Limited data are available on the best option (short acting sedatives, opioids, or ketamine) in oncologic procedural sedation performed by non-anesthesiologists. The aim of the present prospective study is to compare the safety and efficacy of propofol–ketamine versus propofol alone, managed by trained pediatricians, in children with cancer undergoing painful procedures.Procedures.
Data on 121 children with acute lymphatic leukemia (ALL) undergoing procedural sedations (lumbar punctures and bone marrow aspirations) were prospectively collected and included drug doses, side effects, pain assessment, and sedation degree. Children were randomly assigned to one of the two groups: P (n = 62) receiving propofol alone and K (n = 59) in whom a ketamine–propofol combination was used.Results.

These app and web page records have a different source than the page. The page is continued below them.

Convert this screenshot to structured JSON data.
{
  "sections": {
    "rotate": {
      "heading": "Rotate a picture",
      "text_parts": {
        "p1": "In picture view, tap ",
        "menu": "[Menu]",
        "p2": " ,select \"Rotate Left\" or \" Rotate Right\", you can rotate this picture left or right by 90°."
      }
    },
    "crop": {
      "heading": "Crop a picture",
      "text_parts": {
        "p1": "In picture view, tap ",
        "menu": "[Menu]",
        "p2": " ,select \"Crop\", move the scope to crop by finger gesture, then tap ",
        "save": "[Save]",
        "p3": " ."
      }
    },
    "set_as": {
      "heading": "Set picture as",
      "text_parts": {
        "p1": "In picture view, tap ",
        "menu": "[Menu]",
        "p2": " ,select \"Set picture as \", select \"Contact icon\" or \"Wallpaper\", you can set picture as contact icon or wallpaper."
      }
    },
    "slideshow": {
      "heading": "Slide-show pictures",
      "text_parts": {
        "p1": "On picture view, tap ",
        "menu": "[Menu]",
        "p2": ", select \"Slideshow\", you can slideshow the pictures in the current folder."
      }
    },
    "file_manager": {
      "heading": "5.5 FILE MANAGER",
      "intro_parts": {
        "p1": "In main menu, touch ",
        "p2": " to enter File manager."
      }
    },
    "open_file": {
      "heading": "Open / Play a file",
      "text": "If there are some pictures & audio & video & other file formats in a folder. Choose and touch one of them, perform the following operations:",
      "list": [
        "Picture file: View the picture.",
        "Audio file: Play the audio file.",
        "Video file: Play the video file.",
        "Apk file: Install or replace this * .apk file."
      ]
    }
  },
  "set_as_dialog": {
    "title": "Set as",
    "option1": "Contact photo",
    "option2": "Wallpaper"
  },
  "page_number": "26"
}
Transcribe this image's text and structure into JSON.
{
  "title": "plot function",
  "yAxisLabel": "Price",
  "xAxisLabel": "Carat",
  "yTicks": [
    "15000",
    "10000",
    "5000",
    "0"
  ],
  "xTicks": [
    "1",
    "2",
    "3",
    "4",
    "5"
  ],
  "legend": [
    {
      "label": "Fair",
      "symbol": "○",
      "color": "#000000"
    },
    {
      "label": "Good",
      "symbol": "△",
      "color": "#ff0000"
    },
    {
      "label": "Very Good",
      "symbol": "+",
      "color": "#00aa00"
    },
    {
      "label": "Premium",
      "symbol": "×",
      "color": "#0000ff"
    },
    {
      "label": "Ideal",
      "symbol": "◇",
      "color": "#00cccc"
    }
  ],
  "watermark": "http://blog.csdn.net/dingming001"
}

In group K, the total dose of propofol required was significantly lower than in group P (3.9 ± 3.6 mg/kg vs. 5.1 ± 3.6 mg/kg; P < 0.001). The incidence of hypotension was also significantly lower (11% vs. 39%; P < 0.001). Major O2 desaturations (defined as SatO2 < 88%) occurred principally in group P (7 vs. 1; P = 0.05). Both best analgesia and shorter recovery time were obtained with the propofol–ketamine association. No differences were observed in the degree of sedation and in the awakening quality score between the two groups.Conclusions.
The combination of propofol and ketamine produced statistically significant clinical advantages combined with a higher profile of safety in children with cancer undergoing painful procedures. Pediatr Blood Cancer 2011; 57: 1163–1167. © 2011 Wiley Periodicals, Inc.